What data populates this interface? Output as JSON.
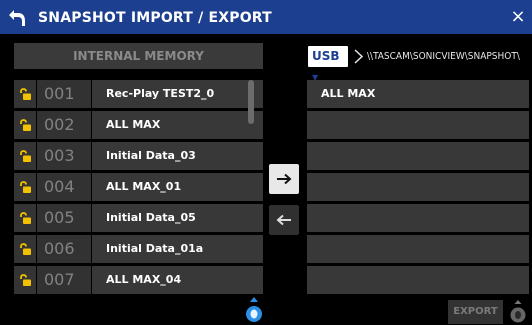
{
  "header": {
    "title": "SNAPSHOT IMPORT / EXPORT",
    "close_label": "×"
  },
  "internal": {
    "header_label": "INTERNAL MEMORY",
    "items": [
      {
        "number": "001",
        "name": "Rec-Play TEST2_0"
      },
      {
        "number": "002",
        "name": "ALL MAX"
      },
      {
        "number": "003",
        "name": "Initial Data_03"
      },
      {
        "number": "004",
        "name": "ALL MAX_01"
      },
      {
        "number": "005",
        "name": "Initial Data_05"
      },
      {
        "number": "006",
        "name": "Initial Data_01a"
      },
      {
        "number": "007",
        "name": "ALL MAX_04"
      }
    ]
  },
  "usb": {
    "source_label": "USB",
    "path": "\\\\TASCAM\\SONICVIEW\\SNAPSHOT\\",
    "items": [
      {
        "name": "ALL MAX"
      },
      {
        "name": ""
      },
      {
        "name": ""
      },
      {
        "name": ""
      },
      {
        "name": ""
      },
      {
        "name": ""
      },
      {
        "name": ""
      }
    ]
  },
  "footer": {
    "export_label": "EXPORT"
  },
  "colors": {
    "title_bar": "#1c3f8f",
    "lock_icon": "#f2c200",
    "knob_active": "#2b8fe6"
  },
  "icons": {
    "back": "back-arrow-icon",
    "close": "close-icon",
    "lock": "unlocked-padlock-icon",
    "copy_right": "arrow-right-icon",
    "copy_left": "arrow-left-icon",
    "encoder": "encoder-knob-icon"
  }
}
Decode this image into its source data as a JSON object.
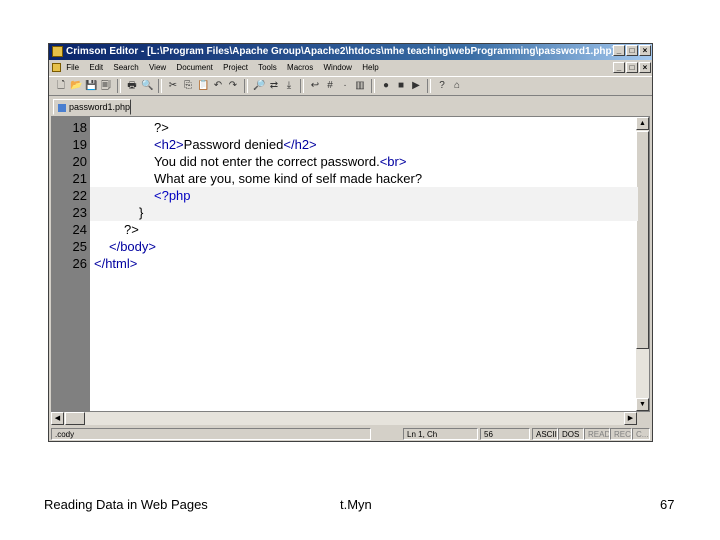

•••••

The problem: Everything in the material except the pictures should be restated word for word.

Reply to the task:
What data populates this interface? Output as JSON.
{
  "header": {
    "title": "SNAPSHOT IMPORT / EXPORT",
    "close_label": "×"
  },
  "internal": {
    "header_label": "INTERNAL MEMORY",
    "items": [
      {
        "number": "001",
        "name": "Rec-Play TEST2_0"
      },
      {
        "number": "002",
        "name": "ALL MAX"
      },
      {
        "number": "003",
        "name": "Initial Data_03"
      },
      {
        "number": "004",
        "name": "ALL MAX_01"
      },
      {
        "number": "005",
        "name": "Initial Data_05"
      },
      {
        "number": "006",
        "name": "Initial Data_01a"
      },
      {
        "number": "007",
        "name": "ALL MAX_04"
      }
    ]
  },
  "usb": {
    "source_label": "USB",
    "path": "\\\\TASCAM\\SONICVIEW\\SNAPSHOT\\",
    "items": [
      {
        "name": "ALL MAX"
      },
      {
        "name": ""
      },
      {
        "name": ""
      },
      {
        "name": ""
      },
      {
        "name": ""
      },
      {
        "name": ""
      },
      {
        "name": ""
      }
    ]
  },
  "footer": {
    "export_label": "EXPORT"
  },
  "colors": {
    "title_bar": "#1c3f8f",
    "lock_icon": "#f2c200",
    "knob_active": "#2b8fe6"
  },
  "icons": {
    "back": "back-arrow-icon",
    "close": "close-icon",
    "lock": "unlocked-padlock-icon",
    "copy_right": "arrow-right-icon",
    "copy_left": "arrow-left-icon",
    "encoder": "encoder-knob-icon"
  }
}
Decode this image into its source data as a JSON object.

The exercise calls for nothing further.